Neighborhood Image Harlem

Harlem

Harlem has a rich cultural history and historic venues such as the Apollo Theater are still a great way to experience it. Another venue for summer is the Richard Rodgers Amphitheater in Marcus Garvey Park; Outdoor recreational venues Central Park; trendy dining at Red Rooster and soul food hot spots Amy Ruth’s and Dinosaur Bar-B-Que. Nightlife venues Lenox Lounge and Harlem Tavern.

This famous neighborhood has new commercial occupants such as Former President Bill Clinton, and merchants have opened stores like The Gap, Old Navy, Magic Johnson's Theatres, Starbucks and Disney. Celebrated establishments like the Apollo Theatre, Dance Theatre of Harlem, the Schaumburg Center for African American Research and Sylvia's eatery on Lenox Avenue help set the tone for this area's rebirth.

Like any neighborhood in New York, Harlem's boundaries are often contested. For our purposes—and we should know—Harlem extends north from 110th Street (the northern edge of Central Park) to 155th Street and from the East River west to the Hudson River, with the notable exception of Morningside Heights, the bubble around Columbia University that carves out a considerable and beautiful portion of Harlem to the west of Morningside Avenue and south of 125th Street. Many consider Fifth Avenue the dividing line between Harlem and Spanish Harlem, but much like the West Village is simply a division of Greenwich Village, we will not make the distinction here.

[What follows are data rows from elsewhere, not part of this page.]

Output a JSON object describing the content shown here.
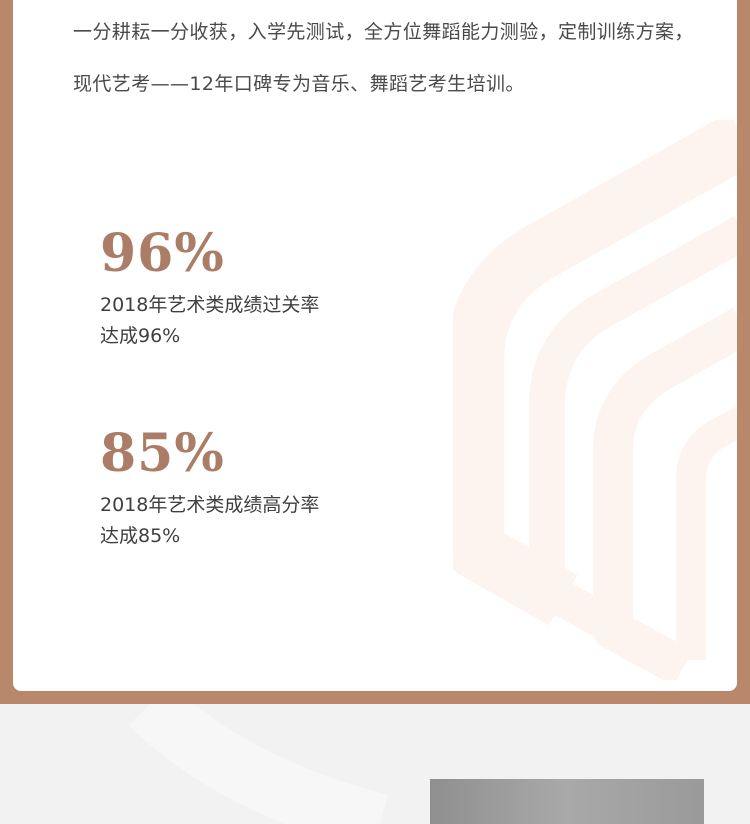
{
  "intro": {
    "text": "一分耕耘一分收获，入学先测试，全方位舞蹈能力测验，定制训练方案，现代艺考——12年口碑专为音乐、舞蹈艺考生培训。"
  },
  "stats": [
    {
      "value": "96%",
      "description": "2018年艺术类成绩过关率\n达成96%"
    },
    {
      "value": "85%",
      "description": "2018年艺术类成绩高分率\n达成85%"
    }
  ],
  "colors": {
    "frame": "#b9876a",
    "accent": "#ab7d67",
    "deco": "#fdf3ef"
  },
  "icons": {
    "background": "layered-hexagon-outline"
  }
}
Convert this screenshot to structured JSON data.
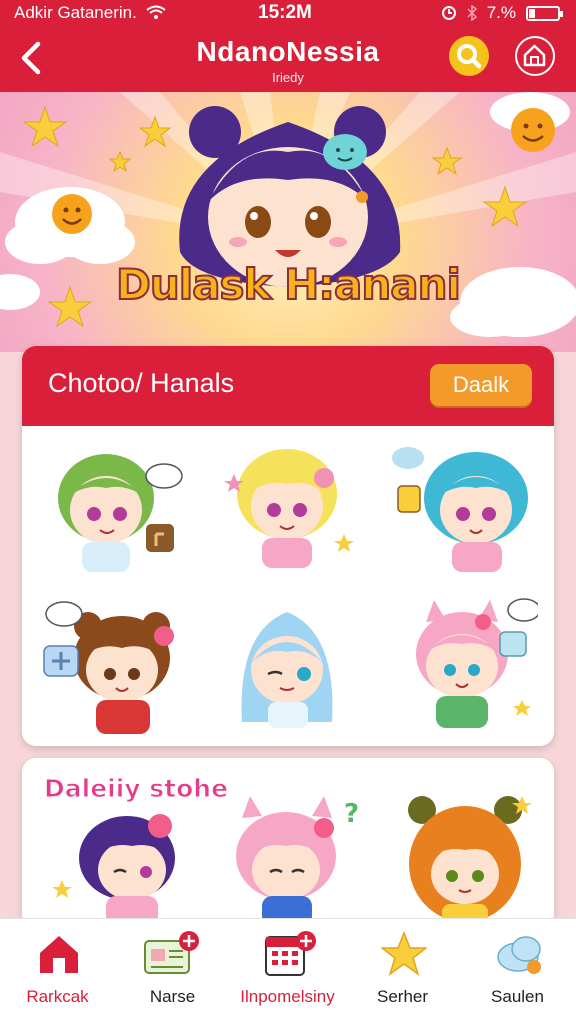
{
  "status": {
    "carrier": "Adkir Gatanerin.",
    "time": "15:2M",
    "battery": "7.%"
  },
  "header": {
    "title": "NdanoNessia",
    "subtitle": "Iriedy"
  },
  "hero": {
    "title": "Dulask H:anani"
  },
  "section1": {
    "title": "Chotoo/ Hanals",
    "button": "Daalk"
  },
  "section2": {
    "title": "Daleiiy stohe"
  },
  "tabs": [
    {
      "label": "Rarkcak",
      "icon": "home-icon"
    },
    {
      "label": "Narse",
      "icon": "card-add-icon"
    },
    {
      "label": "Ilnpomelsiny",
      "icon": "calendar-add-icon"
    },
    {
      "label": "Serher",
      "icon": "star-icon"
    },
    {
      "label": "Saulen",
      "icon": "cloud-icon"
    }
  ],
  "colors": {
    "brand": "#d91f3a",
    "accent": "#f39a2a",
    "search": "#f6c31c"
  }
}
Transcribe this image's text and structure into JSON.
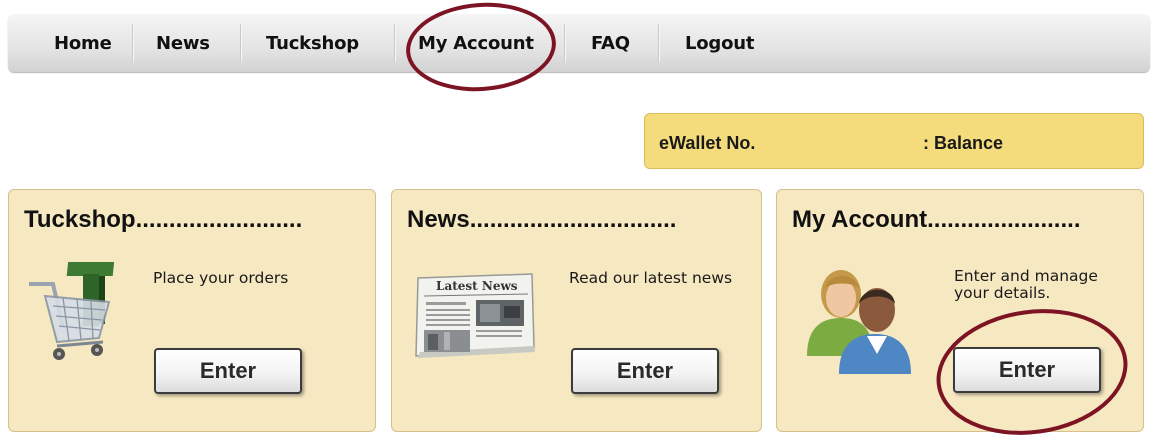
{
  "nav": {
    "items": [
      {
        "label": "Home"
      },
      {
        "label": "News"
      },
      {
        "label": "Tuckshop"
      },
      {
        "label": "My Account"
      },
      {
        "label": "FAQ"
      },
      {
        "label": "Logout"
      }
    ]
  },
  "ewallet": {
    "number_label": "eWallet No.",
    "balance_label": ": Balance"
  },
  "cards": {
    "tuckshop": {
      "title": "Tuckshop.........................",
      "description": "Place your orders",
      "button_label": "Enter",
      "icon": "shopping-cart-icon"
    },
    "news": {
      "title": "News...............................",
      "description": "Read our latest news",
      "button_label": "Enter",
      "icon": "newspaper-icon",
      "image_text": "Latest News"
    },
    "account": {
      "title": "My Account.......................",
      "description_line1": "Enter and manage",
      "description_line2": "your details.",
      "button_label": "Enter",
      "icon": "users-icon"
    }
  },
  "colors": {
    "card_bg": "#f6e8c1",
    "ewallet_bg": "#f4dc7d",
    "annotation_ring": "#7d1424"
  }
}
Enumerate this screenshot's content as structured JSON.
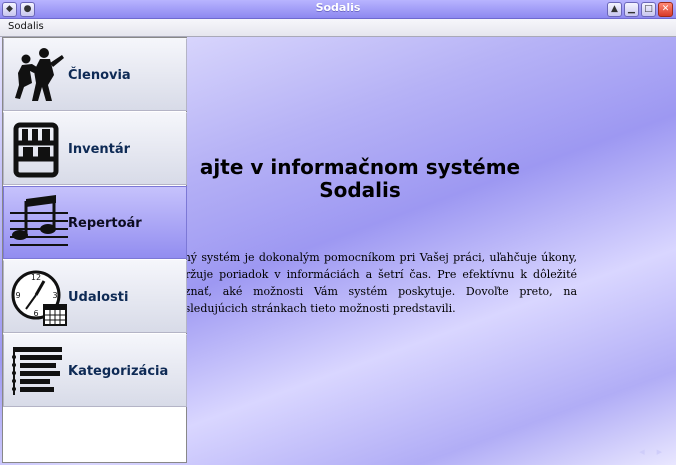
{
  "window": {
    "title": "Sodalis"
  },
  "menubar": {
    "items": [
      "Sodalis"
    ]
  },
  "sidebar": {
    "items": [
      {
        "label": "Členovia",
        "icon": "dancers-icon"
      },
      {
        "label": "Inventár",
        "icon": "shelf-icon"
      },
      {
        "label": "Repertoár",
        "icon": "music-notes-icon",
        "selected": true
      },
      {
        "label": "Udalosti",
        "icon": "clock-calendar-icon"
      },
      {
        "label": "Kategorizácia",
        "icon": "list-hierarchy-icon"
      }
    ]
  },
  "main": {
    "heading_line1": "ajte v informačnom systéme",
    "heading_line2": "Sodalis",
    "paragraph": "ačný systém je dokonalým pomocníkom pri Vašej práci, uľahčuje úkony, udržuje poriadok v informáciách a šetrí čas. Pre efektívnu k dôležité poznať, aké možnosti Vám systém poskytuje. Dovoľte preto, na nasledujúcich stránkach tieto možnosti predstavili."
  },
  "colors": {
    "titlebar": "#9a95f2",
    "content_background": "#b6b2f6",
    "selected_menu": "#928df0",
    "menu_label": "#0e2a55"
  }
}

Many of Manhattan’s finest and most elegant homes can be found in several districts of Harlem, including the Hamilton Grange area, the Mount Morris district, and Strivers' Row. In addition, the 1802 home of Alexander Hamilton at 87 Convent Avenue, between West 141st and West 142nd Streets, merits a visit. It's worth visiting the nearby City College campus to see the beautiful Harris and Shepard Halls, not to mention the spectacular views from the escarpment of St. Nicholas Park.

No trip to Harlem would be complete without visiting its numerous museums, churches and mosques, restaurants and music venues. Some of the many highlights include the African American Wax Museum, the Black Fashion Museum, the Abyssinian Baptist Church, the Lenox Lounge, as well as the Gatehouse Theater at 135th Street and Amsterdam Avenue, which opened to much fanfare in 2006. In addition, several tour companies feature special offerings, such as gospel tours, and soul food and jazz outings